This year, Walmart will make billions in profits. This year, the USPS will run out of money and default on its obligations to the federal government.

What is the difference?

Walmart is successful because its processes are designed as part of a highly labor intensive, yet efficient distribution system. Most people think of Walmart as a discount retailer, but they are actually a very sophisticated technology company that keeps track of millions and millions of small transactions every day that tells its trucks where to go and what to put on them.

Now if you thought I was going to take a dig at the post office, you would be wrong.

Like Walmart, The USPS is also a highly labor intensive technology business that keeps tracks of millions and millions of small transactions everyday, that also tells its trucks where to go and what to put on them.

The postal service is actually amazingly efficient, and dollar for dollar, has some of the best technology and processes that are out there, and in a real world competition, the USPS could give any competitor a good run for their money.

So what is the difference?

The USPS operates under a universal service obligation. The USPS must, by legal obligation deliver mail to every address in the country. Walmart only operates where it can make a profit.

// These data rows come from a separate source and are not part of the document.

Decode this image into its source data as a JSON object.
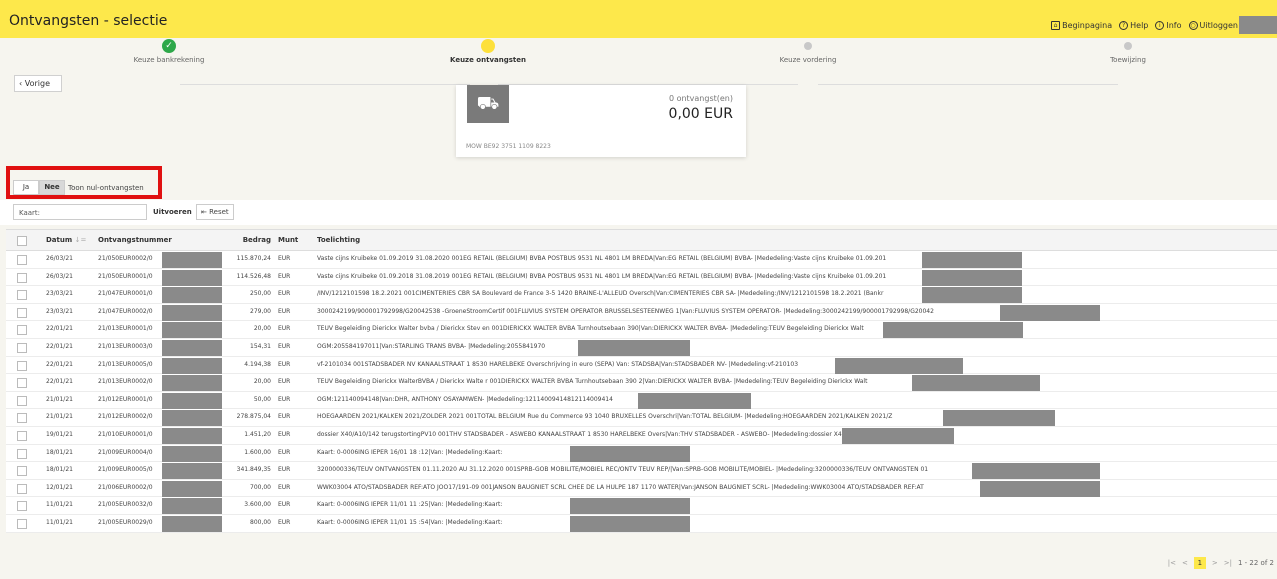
{
  "header": {
    "title": "Ontvangsten - selectie",
    "links": [
      "Beginpagina",
      "Help",
      "Info",
      "Uitloggen"
    ]
  },
  "steps": [
    {
      "label": "Keuze bankrekening",
      "state": "done"
    },
    {
      "label": "Keuze ontvangsten",
      "state": "current"
    },
    {
      "label": "Keuze vordering",
      "state": "todo"
    },
    {
      "label": "Toewijzing",
      "state": "todo"
    }
  ],
  "nav": {
    "previous_label": "Vorige"
  },
  "summary": {
    "count_label": "0 ontvangst(en)",
    "amount": "0,00 EUR",
    "account": "MOW BE92 3751 1109 8223"
  },
  "toggle": {
    "yes": "Ja",
    "no": "Nee",
    "label": "Toon nul-ontvangsten"
  },
  "filter": {
    "search_value": "Kaart:",
    "execute_label": "Uitvoeren",
    "reset_label": "Reset"
  },
  "table": {
    "headers": {
      "date": "Datum",
      "number": "Ontvangstnummer",
      "amount": "Bedrag",
      "currency": "Munt",
      "description": "Toelichting"
    },
    "rows": [
      {
        "date": "26/03/21",
        "number": "21/050EUR0002/0",
        "amount": "115.870,24",
        "currency": "EUR",
        "description": "Vaste cijns Kruibeke 01.09.2019 31.08.2020 001EG RETAIL (BELGIUM) BVBA POSTBUS 9531 NL 4801 LM BREDA|Van:EG RETAIL (BELGIUM) BVBA- |Mededeling:Vaste cijns Kruibeke 01.09.201"
      },
      {
        "date": "26/03/21",
        "number": "21/050EUR0001/0",
        "amount": "114.526,48",
        "currency": "EUR",
        "description": "Vaste cijns Kruibeke 01.09.2018 31.08.2019 001EG RETAIL (BELGIUM) BVBA POSTBUS 9531 NL 4801 LM BREDA|Van:EG RETAIL (BELGIUM) BVBA- |Mededeling:Vaste cijns Kruibeke 01.09.201"
      },
      {
        "date": "23/03/21",
        "number": "21/047EUR0001/0",
        "amount": "250,00",
        "currency": "EUR",
        "description": "/INV/1212101598 18.2.2021 001CIMENTERIES CBR SA Boulevard de France 3-5 1420 BRAINE-L'ALLEUD Oversch|Van:CIMENTERIES CBR SA- |Mededeling:/INV/1212101598 18.2.2021 (Bankr"
      },
      {
        "date": "23/03/21",
        "number": "21/047EUR0002/0",
        "amount": "279,00",
        "currency": "EUR",
        "description": "3000242199/900001792998/G20042538 -GroeneStroomCertif 001FLUVIUS SYSTEM OPERATOR BRUSSELSESTEENWEG 1|Van:FLUVIUS SYSTEM OPERATOR- |Mededeling:3000242199/900001792998/G20042"
      },
      {
        "date": "22/01/21",
        "number": "21/013EUR0001/0",
        "amount": "20,00",
        "currency": "EUR",
        "description": "TEUV Begeleiding Dierickx Walter bvba / Dierickx Stev en 001DIERICKX WALTER BVBA Turnhoutsebaan 390|Van:DIERICKX WALTER BVBA- |Mededeling:TEUV Begeleiding Dierickx Walt"
      },
      {
        "date": "22/01/21",
        "number": "21/013EUR0003/0",
        "amount": "154,31",
        "currency": "EUR",
        "description": "OGM:205584197011|Van:STARLING TRANS BVBA- |Mededeling:2055841970"
      },
      {
        "date": "22/01/21",
        "number": "21/013EUR0005/0",
        "amount": "4.194,38",
        "currency": "EUR",
        "description": "vf-2101034 001STADSBADER NV KANAALSTRAAT 1 8530 HARELBEKE Overschrijving in euro (SEPA) Van: STADSBA|Van:STADSBADER NV- |Mededeling:vf-210103"
      },
      {
        "date": "22/01/21",
        "number": "21/013EUR0002/0",
        "amount": "20,00",
        "currency": "EUR",
        "description": "TEUV Begeleiding Dierickx WalterBVBA / Dierickx Walte r 001DIERICKX WALTER BVBA Turnhoutsebaan 390 2|Van:DIERICKX WALTER BVBA- |Mededeling:TEUV Begeleiding Dierickx Walt"
      },
      {
        "date": "21/01/21",
        "number": "21/012EUR0001/0",
        "amount": "50,00",
        "currency": "EUR",
        "description": "OGM:121140094148|Van:DHR, ANTHONY OSAYAMWEN- |Mededeling:12114009414812114009414"
      },
      {
        "date": "21/01/21",
        "number": "21/012EUR0002/0",
        "amount": "278.875,04",
        "currency": "EUR",
        "description": "HOEGAARDEN 2021/KALKEN 2021/ZOLDER 2021 001TOTAL BELGIUM Rue du Commerce 93 1040 BRUXELLES Overschri|Van:TOTAL BELGIUM- |Mededeling:HOEGAARDEN 2021/KALKEN 2021/Z"
      },
      {
        "date": "19/01/21",
        "number": "21/010EUR0001/0",
        "amount": "1.451,20",
        "currency": "EUR",
        "description": "dossier X40/A10/142 terugstortingPV10 001THV STADSBADER - ASWEBO KANAALSTRAAT 1 8530 HARELBEKE Overs|Van:THV STADSBADER - ASWEBO- |Mededeling:dossier X40/A10/142 terugs"
      },
      {
        "date": "18/01/21",
        "number": "21/009EUR0004/0",
        "amount": "1.600,00",
        "currency": "EUR",
        "description": "Kaart:            0-0006ING IEPER 16/01 18 :12|Van: |Mededeling:Kaart:"
      },
      {
        "date": "18/01/21",
        "number": "21/009EUR0005/0",
        "amount": "341.849,35",
        "currency": "EUR",
        "description": "3200000336/TEUV ONTVANGSTEN 01.11.2020 AU 31.12.2020 001SPRB-GOB MOBILITE/MOBIEL REC/ONTV TEUV REP/|Van:SPRB-GOB MOBILITE/MOBIEL- |Mededeling:3200000336/TEUV ONTVANGSTEN 01"
      },
      {
        "date": "12/01/21",
        "number": "21/006EUR0002/0",
        "amount": "700,00",
        "currency": "EUR",
        "description": "WWK03004 ATO/STADSBADER REF:ATO JOO17/191-09 001JANSON BAUGNIET SCRL CHEE DE LA HULPE 187 1170 WATER|Van:JANSON BAUGNIET SCRL- |Mededeling:WWK03004 ATO/STADSBADER REF:AT"
      },
      {
        "date": "11/01/21",
        "number": "21/005EUR0032/0",
        "amount": "3.600,00",
        "currency": "EUR",
        "description": "Kaart:            0-0006ING IEPER 11/01 11 :25|Van: |Mededeling:Kaart:"
      },
      {
        "date": "11/01/21",
        "number": "21/005EUR0029/0",
        "amount": "800,00",
        "currency": "EUR",
        "description": "Kaart:            0-0006ING IEPER 11/01 15 :54|Van: |Mededeling:Kaart:"
      }
    ]
  },
  "pagination": {
    "current_page": "1",
    "range": "1 - 22 of 2"
  }
}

The post office operates everywhere, and for the same price. The process is designed to deliver affordable universal service everywhere in the country, and it used to be a good business model, until the Internet, online banking, e-mail, Facebook and Twitter came along.

The volume of first class mail is collapsing so fast the USPS is literally bleeding money. It needs to radically downsize itself or reinvent its processes if it is going to survive.

In many ways, the USPS is a victim of its own success. It has so successfully fulfilled its universal service obligation to deliver mail to every address in the country that it is taken completely and utterly for granted.

This is what I mean by the customer is not always right. Your customers can kill you. It will take an act of Congress to change the universal service obligation, a decision that would be very unpopular, especially in rural areas where the universal service obligation is extremely expensive to fulfill.

The other option is to subsidize mail delivery or increase prices. These options aren't very attractive either.

Change is coming, and it doesn't look good for the USPS, but there is, perhaps, an answer if we rethink the idea of universal service.

In the 1930s rural electrification programs provided universal service to farms and small communities, and this was then followed by universal telephone service.

In recent years access to broadband Internet service has become a hot topic for rural economic development. Access to high- speed Internet service is no longer a luxury. It is now necessary for survival, but in this era of more limited resources where is the money going to come from?

Could the USPS become a platform for the delivery of universal broadband Internet service to rural areas?

How much money could the USPS make available to invest in new high speed broad band infrastructure if the "mail" could be delivered electronically, instead of on foot or by car?

If the USPS built the infrastructure, could it charge rents to private companies to ride on its system?

I don't know the answers to these questions, but I do know we must have rural access to high speed Internet service, and high speed Internet service is killing the USPS.

Maybe there is a way to save both.

Alan J. Zemek is a Park Rapids area developer and author of "Generation Busted: How America Went Broke in the Age of Prosperity." You can follow his blog, or comment on this article on his website, www.genera tion busted.com.

Advertisement
news@parkrapidsenterprise.com
Advertisement
Advertisement
randomness